● Intra-arterial – During this process, the chemotherapy medications are fed into an artery near to the cancer source
● Intra-peritoneal – With this method, chemotherapy drugs are injected in the peritoneal cavity
● Topically – In this method, chemotherapy drugs come a cream form to rub onto the skin.
● Orally – In this way, the patients get the treatment through capsule, pill, or liquid formed drugs.

Chemotherapy Recovery

Each patient might give a different reaction to chemotherapy treatment. As a result of the treatment, cancer symptoms might decrease, but it is possible to feel very tired from the treatment as well.

Chemotherapy Risks and Complications

There are few risks and complications involved with the chemotherapy treatment that includes:

● Infections 
● Leukemia 
● Early menopause in female patients
● Neuropathy 
● Heart damage
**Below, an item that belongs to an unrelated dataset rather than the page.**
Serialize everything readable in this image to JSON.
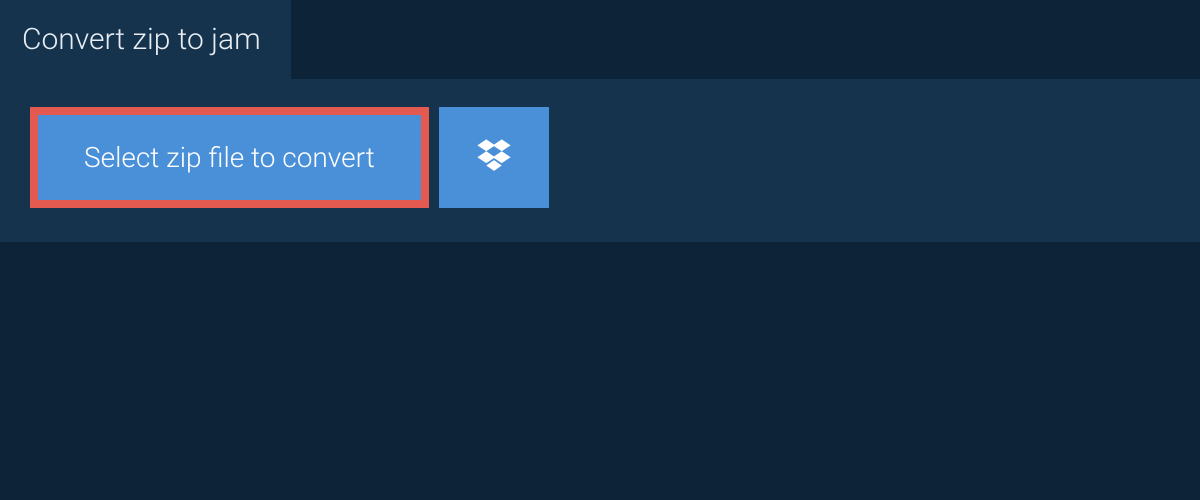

Chemotherapy Side Effects

There are several chemotherapy side effects that might include:

● Feeling tired 
● Diarrhea 
● Feeling sick and vomiting 
● Hair loss 
● Mouth ulcers or sore mouth 
● Loss of appetite 
● Sensitive or dry skin
● Tinnitus – a ringing sound in the patient’s ears

Chemotherapy Success Rates

Depending on the patient’s disease and cancer type the success rate of chemotherapy treatment varies.

Before and After Chemotherapy

It is recommended to have a healthy lifestyle both during and after chemotherapy treatment. It is strongly advised to stop smoking and consuming alcohol. Also, there is a higher risk of developing infections;, therefore,, the patients should take precautions to maintain well-being.

Chemotherapy FAQ

– How long will it take my hair to grow back?
During or after the chemotherapy treatment, the patient might experience hair loss which would start growing backgenerally around 4-5 months after the treatment.
– Chemotherapy vs. Radiation – Which is more suitable for my condition? 
The answer differs depending on your type of cancer. Radiation therapy can be performed to locate exact places of tumors within the body. While chemotherapy is usually injected into the bloodstream, reaching to the many parts of the patient’s body.

This content is written and reviewed by our medical content team in September, 2019.